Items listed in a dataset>
----
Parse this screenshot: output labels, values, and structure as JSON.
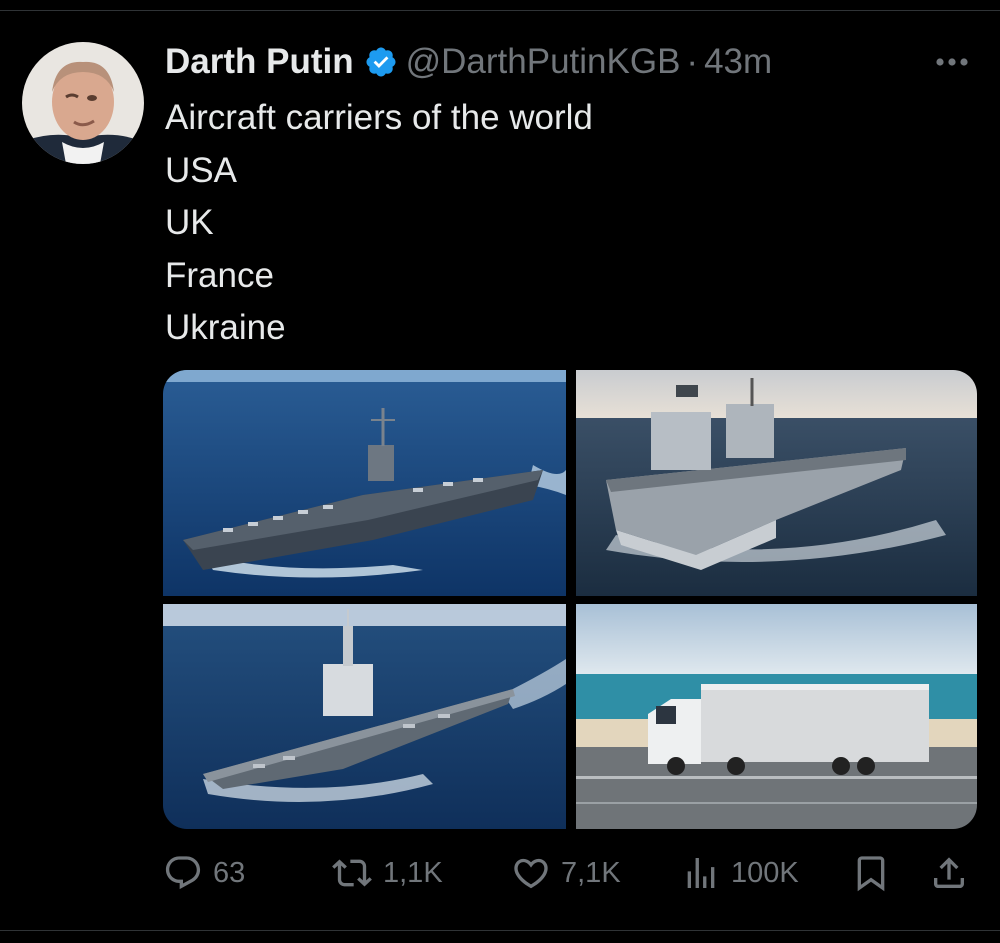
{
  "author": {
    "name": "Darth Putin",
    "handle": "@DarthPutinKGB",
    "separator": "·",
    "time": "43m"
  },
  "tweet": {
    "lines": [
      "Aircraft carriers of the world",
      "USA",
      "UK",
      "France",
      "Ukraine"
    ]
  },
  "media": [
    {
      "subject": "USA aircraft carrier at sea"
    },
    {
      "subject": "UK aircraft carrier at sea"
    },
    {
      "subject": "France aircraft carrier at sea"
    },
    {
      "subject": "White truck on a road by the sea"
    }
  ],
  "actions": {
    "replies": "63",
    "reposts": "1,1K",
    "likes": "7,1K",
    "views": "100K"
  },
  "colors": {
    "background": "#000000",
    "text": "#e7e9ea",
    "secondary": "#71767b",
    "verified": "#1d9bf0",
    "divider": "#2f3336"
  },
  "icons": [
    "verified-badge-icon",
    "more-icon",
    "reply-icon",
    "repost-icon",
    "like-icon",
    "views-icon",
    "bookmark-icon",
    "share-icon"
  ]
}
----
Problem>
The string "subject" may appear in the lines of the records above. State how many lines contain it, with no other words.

Solution for this task>
4